[Dataset rows for apps and sites]
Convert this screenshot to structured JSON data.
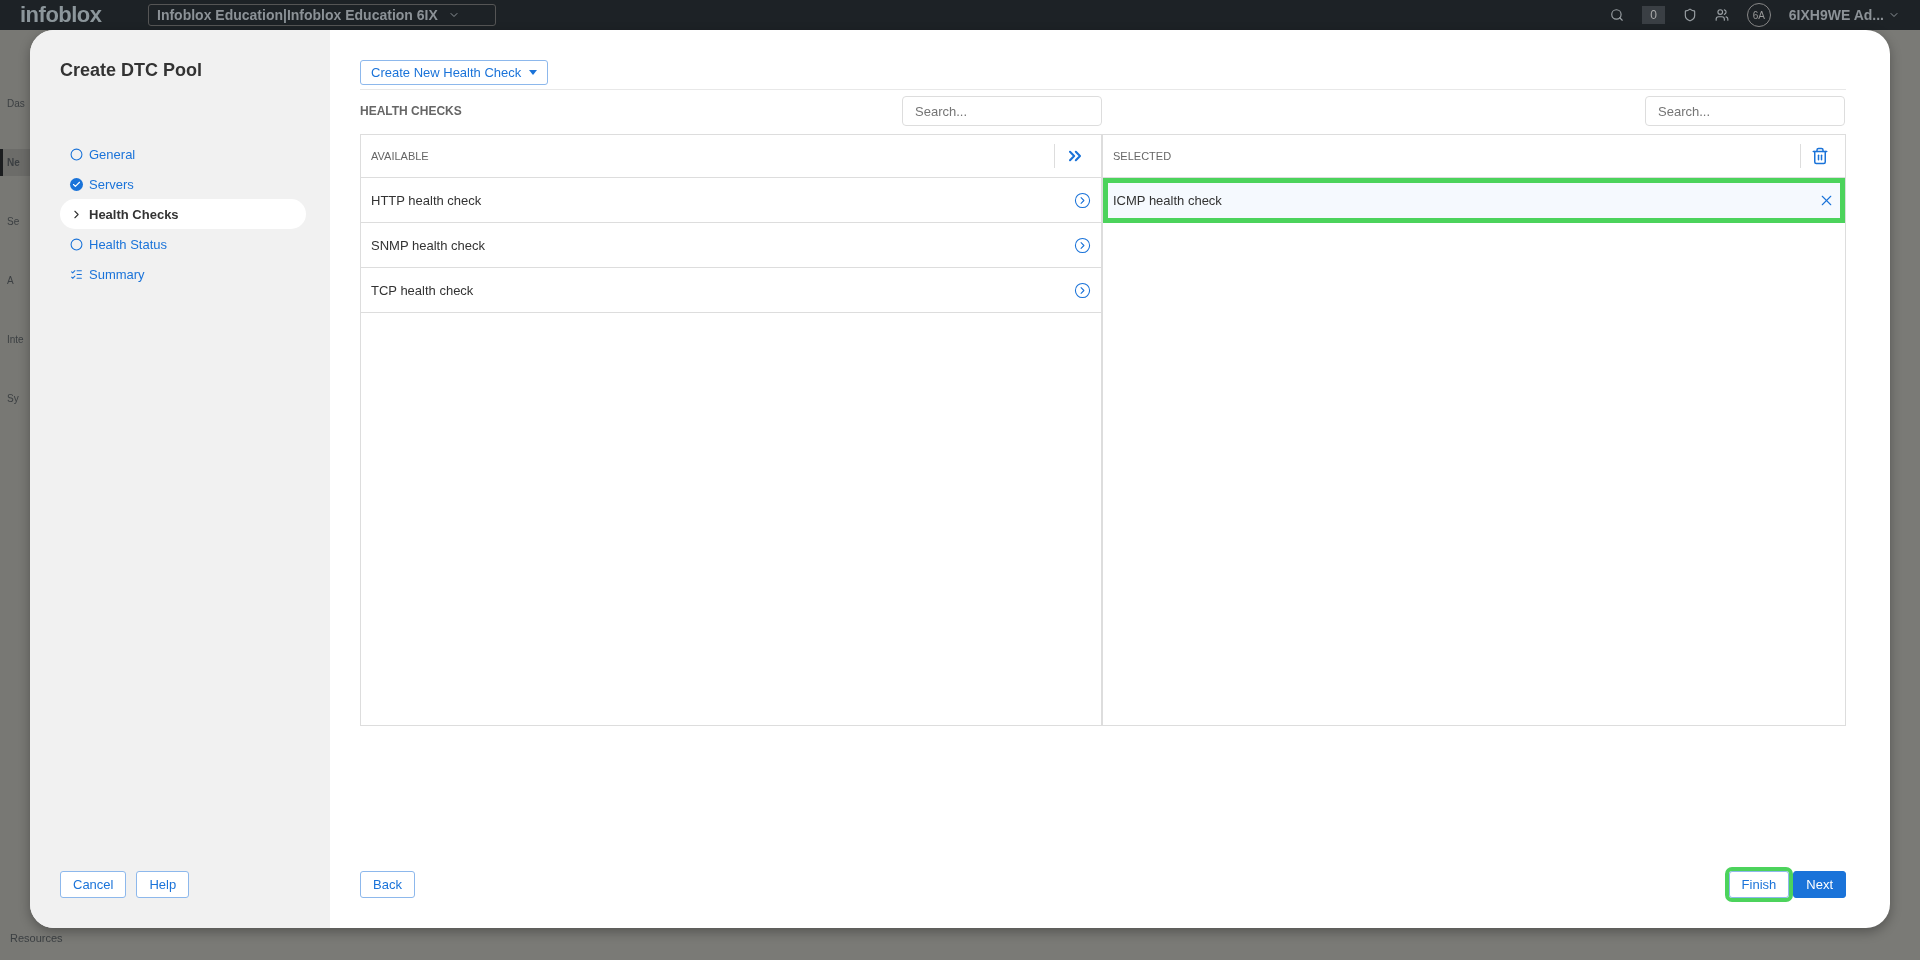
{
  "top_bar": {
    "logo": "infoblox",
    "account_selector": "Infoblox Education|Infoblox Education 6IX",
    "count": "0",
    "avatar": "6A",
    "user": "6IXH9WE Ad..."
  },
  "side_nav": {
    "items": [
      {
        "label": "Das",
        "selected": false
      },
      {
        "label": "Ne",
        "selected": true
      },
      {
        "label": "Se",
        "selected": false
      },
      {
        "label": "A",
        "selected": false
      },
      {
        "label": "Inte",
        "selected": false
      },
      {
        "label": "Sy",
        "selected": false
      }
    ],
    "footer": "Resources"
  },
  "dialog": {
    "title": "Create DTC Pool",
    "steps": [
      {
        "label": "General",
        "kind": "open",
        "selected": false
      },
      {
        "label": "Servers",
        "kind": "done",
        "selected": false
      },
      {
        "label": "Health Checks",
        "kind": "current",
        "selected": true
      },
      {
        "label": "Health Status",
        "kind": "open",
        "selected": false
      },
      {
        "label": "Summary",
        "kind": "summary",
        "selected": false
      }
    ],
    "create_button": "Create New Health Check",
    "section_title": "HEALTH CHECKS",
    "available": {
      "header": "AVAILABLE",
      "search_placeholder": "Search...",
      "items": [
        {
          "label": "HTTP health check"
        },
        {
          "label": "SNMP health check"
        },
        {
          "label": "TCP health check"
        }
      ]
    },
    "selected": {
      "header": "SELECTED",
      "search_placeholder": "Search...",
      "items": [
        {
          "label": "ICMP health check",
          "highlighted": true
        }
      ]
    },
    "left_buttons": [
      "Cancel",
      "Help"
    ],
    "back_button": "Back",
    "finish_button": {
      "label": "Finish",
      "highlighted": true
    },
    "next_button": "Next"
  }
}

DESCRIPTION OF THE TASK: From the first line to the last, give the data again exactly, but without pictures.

FINISHED TASK:
Convert this screenshot to structured JSON data.
{
  "top_bar": {
    "logo": "infoblox",
    "account_selector": "Infoblox Education|Infoblox Education 6IX",
    "count": "0",
    "avatar": "6A",
    "user": "6IXH9WE Ad..."
  },
  "side_nav": {
    "items": [
      {
        "label": "Das",
        "selected": false
      },
      {
        "label": "Ne",
        "selected": true
      },
      {
        "label": "Se",
        "selected": false
      },
      {
        "label": "A",
        "selected": false
      },
      {
        "label": "Inte",
        "selected": false
      },
      {
        "label": "Sy",
        "selected": false
      }
    ],
    "footer": "Resources"
  },
  "dialog": {
    "title": "Create DTC Pool",
    "steps": [
      {
        "label": "General",
        "kind": "open",
        "selected": false
      },
      {
        "label": "Servers",
        "kind": "done",
        "selected": false
      },
      {
        "label": "Health Checks",
        "kind": "current",
        "selected": true
      },
      {
        "label": "Health Status",
        "kind": "open",
        "selected": false
      },
      {
        "label": "Summary",
        "kind": "summary",
        "selected": false
      }
    ],
    "create_button": "Create New Health Check",
    "section_title": "HEALTH CHECKS",
    "available": {
      "header": "AVAILABLE",
      "search_placeholder": "Search...",
      "items": [
        {
          "label": "HTTP health check"
        },
        {
          "label": "SNMP health check"
        },
        {
          "label": "TCP health check"
        }
      ]
    },
    "selected": {
      "header": "SELECTED",
      "search_placeholder": "Search...",
      "items": [
        {
          "label": "ICMP health check",
          "highlighted": true
        }
      ]
    },
    "left_buttons": [
      "Cancel",
      "Help"
    ],
    "back_button": "Back",
    "finish_button": {
      "label": "Finish",
      "highlighted": true
    },
    "next_button": "Next"
  }
}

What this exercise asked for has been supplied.